◆ ASSIGNMENT
Every entry below should be returned exactly as it appears, with pictures left out.

(Excerpts from an interface dataset)
########################################

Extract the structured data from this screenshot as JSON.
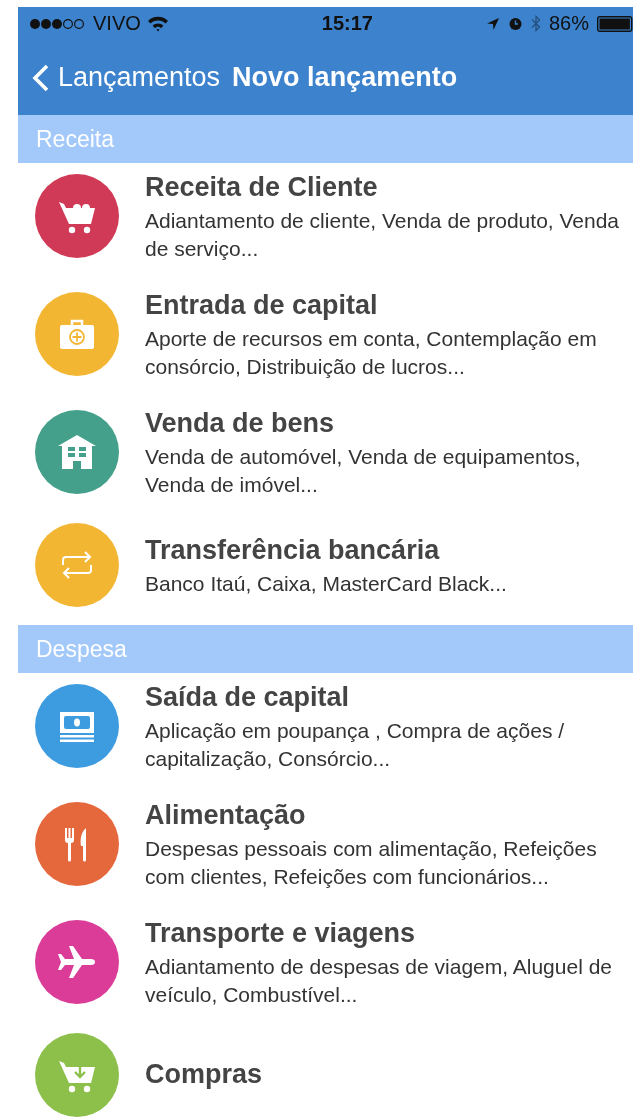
{
  "status_bar": {
    "carrier": "VIVO",
    "time": "15:17",
    "battery": "86%"
  },
  "nav_bar": {
    "back_label": "Lançamentos",
    "title": "Novo lançamento"
  },
  "sections": [
    {
      "header": "Receita",
      "items": [
        {
          "kind": "cart",
          "color": "#d03a56",
          "title": "Receita de Cliente",
          "description": "Adiantamento de cliente, Venda de produto, Venda de serviço..."
        },
        {
          "kind": "kit",
          "color": "#f2b632",
          "title": "Entrada de capital",
          "description": "Aporte de recursos em conta, Contemplação em consórcio, Distribuição de lucros..."
        },
        {
          "kind": "building",
          "color": "#44a08a",
          "title": "Venda de bens",
          "description": "Venda de automóvel, Venda de equipamentos, Venda de imóvel..."
        },
        {
          "kind": "transfer",
          "color": "#f2b632",
          "title": "Transferência bancária",
          "description": "Banco Itaú, Caixa, MasterCard Black..."
        }
      ]
    },
    {
      "header": "Despesa",
      "items": [
        {
          "kind": "money",
          "color": "#3d9be0",
          "title": "Saída de capital",
          "description": "Aplicação em poupança , Compra de ações / capitalização, Consórcio..."
        },
        {
          "kind": "cutlery",
          "color": "#e5683d",
          "title": "Alimentação",
          "description": "Despesas pessoais com alimentação, Refeições com clientes, Refeições com funcionários..."
        },
        {
          "kind": "plane",
          "color": "#da3c98",
          "title": "Transporte e viagens",
          "description": "Adiantamento de despesas de viagem, Aluguel de veículo, Combustível..."
        },
        {
          "kind": "cart-in",
          "color": "#8cc04b",
          "title": "Compras"
        }
      ]
    }
  ]
}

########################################

◆ SOLUTION TO THE PROBLEM
Extract the structured data from this screenshot as JSON.
{
  "status_bar": {
    "carrier": "VIVO",
    "time": "15:17",
    "battery": "86%"
  },
  "nav_bar": {
    "back_label": "Lançamentos",
    "title": "Novo lançamento"
  },
  "sections": [
    {
      "header": "Receita",
      "items": [
        {
          "kind": "cart",
          "color": "#d03a56",
          "title": "Receita de Cliente",
          "description": "Adiantamento de cliente, Venda de produto, Venda de serviço..."
        },
        {
          "kind": "kit",
          "color": "#f2b632",
          "title": "Entrada de capital",
          "description": "Aporte de recursos em conta, Contemplação em consórcio, Distribuição de lucros..."
        },
        {
          "kind": "building",
          "color": "#44a08a",
          "title": "Venda de bens",
          "description": "Venda de automóvel, Venda de equipamentos, Venda de imóvel..."
        },
        {
          "kind": "transfer",
          "color": "#f2b632",
          "title": "Transferência bancária",
          "description": "Banco Itaú, Caixa, MasterCard Black..."
        }
      ]
    },
    {
      "header": "Despesa",
      "items": [
        {
          "kind": "money",
          "color": "#3d9be0",
          "title": "Saída de capital",
          "description": "Aplicação em poupança , Compra de ações / capitalização, Consórcio..."
        },
        {
          "kind": "cutlery",
          "color": "#e5683d",
          "title": "Alimentação",
          "description": "Despesas pessoais com alimentação, Refeições com clientes, Refeições com funcionários..."
        },
        {
          "kind": "plane",
          "color": "#da3c98",
          "title": "Transporte e viagens",
          "description": "Adiantamento de despesas de viagem, Aluguel de veículo, Combustível..."
        },
        {
          "kind": "cart-in",
          "color": "#8cc04b",
          "title": "Compras"
        }
      ]
    }
  ]
}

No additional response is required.